▸ **PROBLEM DESCRIPTION**
Show all lines below holding the string "Merchant".

▸ **Web page and app entries**
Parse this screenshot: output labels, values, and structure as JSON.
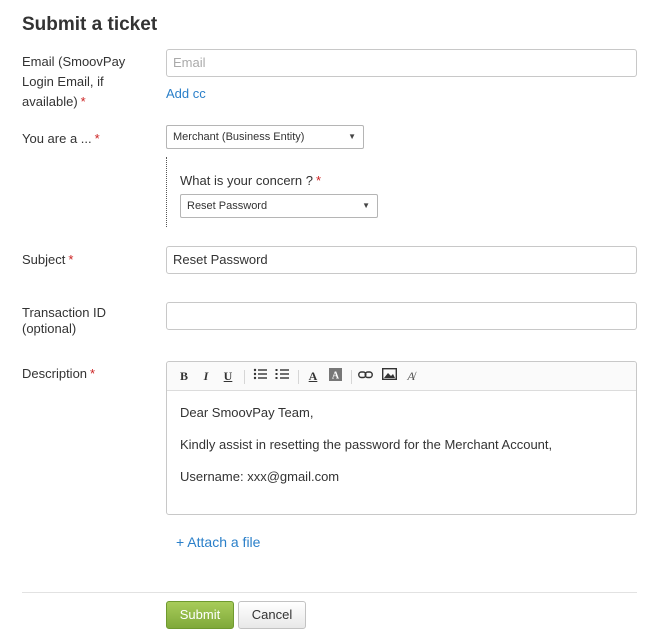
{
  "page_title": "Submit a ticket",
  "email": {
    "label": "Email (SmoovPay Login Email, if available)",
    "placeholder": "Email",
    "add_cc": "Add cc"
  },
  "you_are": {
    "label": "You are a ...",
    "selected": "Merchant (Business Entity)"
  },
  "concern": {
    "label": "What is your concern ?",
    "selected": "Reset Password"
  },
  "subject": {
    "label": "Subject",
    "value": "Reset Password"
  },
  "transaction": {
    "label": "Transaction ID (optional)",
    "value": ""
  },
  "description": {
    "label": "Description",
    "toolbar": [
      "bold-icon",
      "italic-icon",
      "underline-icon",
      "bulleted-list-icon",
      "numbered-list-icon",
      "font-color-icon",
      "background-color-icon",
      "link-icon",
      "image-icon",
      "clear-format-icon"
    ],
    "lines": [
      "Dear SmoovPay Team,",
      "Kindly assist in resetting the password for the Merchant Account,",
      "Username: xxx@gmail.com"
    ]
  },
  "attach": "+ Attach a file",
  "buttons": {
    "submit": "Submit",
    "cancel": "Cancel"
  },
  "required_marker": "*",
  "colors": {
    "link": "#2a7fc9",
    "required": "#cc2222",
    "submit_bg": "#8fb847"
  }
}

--

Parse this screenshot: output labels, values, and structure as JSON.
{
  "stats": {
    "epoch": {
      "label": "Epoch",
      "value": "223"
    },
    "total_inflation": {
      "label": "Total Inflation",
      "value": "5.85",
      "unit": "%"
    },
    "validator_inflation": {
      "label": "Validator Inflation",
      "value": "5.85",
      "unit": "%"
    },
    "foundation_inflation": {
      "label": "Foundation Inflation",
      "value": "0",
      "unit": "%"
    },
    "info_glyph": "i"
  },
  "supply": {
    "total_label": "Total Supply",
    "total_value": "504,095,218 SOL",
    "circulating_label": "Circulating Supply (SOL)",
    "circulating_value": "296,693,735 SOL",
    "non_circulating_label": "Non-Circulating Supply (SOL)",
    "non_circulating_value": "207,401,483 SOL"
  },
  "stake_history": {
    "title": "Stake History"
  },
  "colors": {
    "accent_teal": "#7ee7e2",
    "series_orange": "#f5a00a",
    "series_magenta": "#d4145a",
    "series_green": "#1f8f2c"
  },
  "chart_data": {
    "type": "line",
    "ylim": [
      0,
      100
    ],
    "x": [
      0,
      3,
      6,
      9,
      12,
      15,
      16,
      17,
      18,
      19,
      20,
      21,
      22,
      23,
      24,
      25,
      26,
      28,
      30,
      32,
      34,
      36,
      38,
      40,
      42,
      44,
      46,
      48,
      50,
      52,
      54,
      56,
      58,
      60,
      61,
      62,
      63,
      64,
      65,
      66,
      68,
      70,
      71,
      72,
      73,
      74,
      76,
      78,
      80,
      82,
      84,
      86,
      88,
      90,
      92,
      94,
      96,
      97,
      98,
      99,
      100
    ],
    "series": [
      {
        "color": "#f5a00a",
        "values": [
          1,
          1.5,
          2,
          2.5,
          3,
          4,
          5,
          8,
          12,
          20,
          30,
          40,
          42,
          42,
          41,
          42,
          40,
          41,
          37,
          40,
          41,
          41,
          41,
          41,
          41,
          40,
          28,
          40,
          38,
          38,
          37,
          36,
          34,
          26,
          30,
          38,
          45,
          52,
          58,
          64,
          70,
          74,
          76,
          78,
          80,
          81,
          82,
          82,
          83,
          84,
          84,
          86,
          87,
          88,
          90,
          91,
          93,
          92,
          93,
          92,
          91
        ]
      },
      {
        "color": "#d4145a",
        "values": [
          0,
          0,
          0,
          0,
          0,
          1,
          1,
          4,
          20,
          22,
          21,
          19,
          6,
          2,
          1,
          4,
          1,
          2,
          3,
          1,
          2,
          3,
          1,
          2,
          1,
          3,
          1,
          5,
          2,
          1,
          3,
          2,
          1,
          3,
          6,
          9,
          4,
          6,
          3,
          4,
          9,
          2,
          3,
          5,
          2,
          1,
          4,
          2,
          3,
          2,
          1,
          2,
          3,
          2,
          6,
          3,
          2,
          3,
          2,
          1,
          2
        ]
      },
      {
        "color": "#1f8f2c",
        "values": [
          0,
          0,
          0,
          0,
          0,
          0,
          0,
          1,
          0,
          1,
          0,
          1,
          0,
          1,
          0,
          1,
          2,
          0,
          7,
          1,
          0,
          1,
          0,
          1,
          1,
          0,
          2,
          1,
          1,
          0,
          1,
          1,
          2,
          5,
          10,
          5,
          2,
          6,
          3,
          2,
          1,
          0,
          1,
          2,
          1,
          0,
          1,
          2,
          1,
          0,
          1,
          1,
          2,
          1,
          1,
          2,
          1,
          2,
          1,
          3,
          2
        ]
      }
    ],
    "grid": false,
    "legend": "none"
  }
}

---

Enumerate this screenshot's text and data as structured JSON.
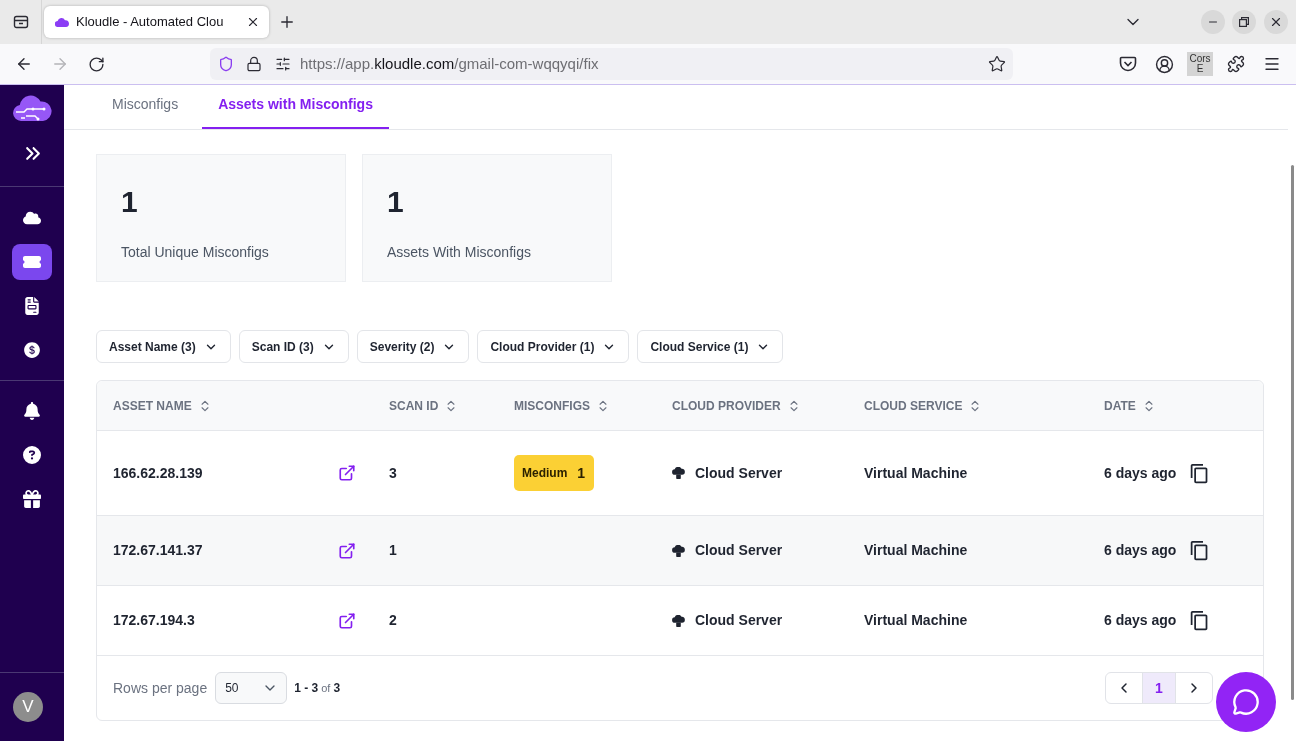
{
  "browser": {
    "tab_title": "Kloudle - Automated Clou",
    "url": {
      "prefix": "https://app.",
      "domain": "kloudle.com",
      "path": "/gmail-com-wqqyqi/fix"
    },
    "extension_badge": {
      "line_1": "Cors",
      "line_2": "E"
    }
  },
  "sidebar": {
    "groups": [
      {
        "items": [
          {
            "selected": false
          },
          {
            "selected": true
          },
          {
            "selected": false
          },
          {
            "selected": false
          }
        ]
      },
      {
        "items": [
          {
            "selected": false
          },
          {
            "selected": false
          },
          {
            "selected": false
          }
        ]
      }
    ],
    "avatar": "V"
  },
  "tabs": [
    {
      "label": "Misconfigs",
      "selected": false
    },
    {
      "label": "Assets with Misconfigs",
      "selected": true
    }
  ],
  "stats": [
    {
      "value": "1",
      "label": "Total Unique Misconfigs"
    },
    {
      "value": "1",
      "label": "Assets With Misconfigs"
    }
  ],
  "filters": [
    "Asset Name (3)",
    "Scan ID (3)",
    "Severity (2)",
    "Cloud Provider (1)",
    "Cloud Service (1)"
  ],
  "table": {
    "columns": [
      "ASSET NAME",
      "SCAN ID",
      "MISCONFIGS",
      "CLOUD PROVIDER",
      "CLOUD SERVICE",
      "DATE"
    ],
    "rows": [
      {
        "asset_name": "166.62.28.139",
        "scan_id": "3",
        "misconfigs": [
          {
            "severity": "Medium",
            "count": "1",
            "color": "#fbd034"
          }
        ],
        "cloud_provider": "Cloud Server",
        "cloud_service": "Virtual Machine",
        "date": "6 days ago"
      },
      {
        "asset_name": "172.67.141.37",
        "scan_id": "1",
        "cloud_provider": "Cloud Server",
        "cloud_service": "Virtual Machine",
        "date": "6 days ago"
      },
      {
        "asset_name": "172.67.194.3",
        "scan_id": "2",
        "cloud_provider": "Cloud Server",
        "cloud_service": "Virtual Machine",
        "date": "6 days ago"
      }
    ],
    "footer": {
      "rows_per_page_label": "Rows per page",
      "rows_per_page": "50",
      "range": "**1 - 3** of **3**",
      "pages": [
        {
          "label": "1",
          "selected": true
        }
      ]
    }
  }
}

▸ **EXERCISE RESULT**
    "selected": "Merchant (Business Entity)"
      "Kindly assist in resetting the password for the Merchant Account,",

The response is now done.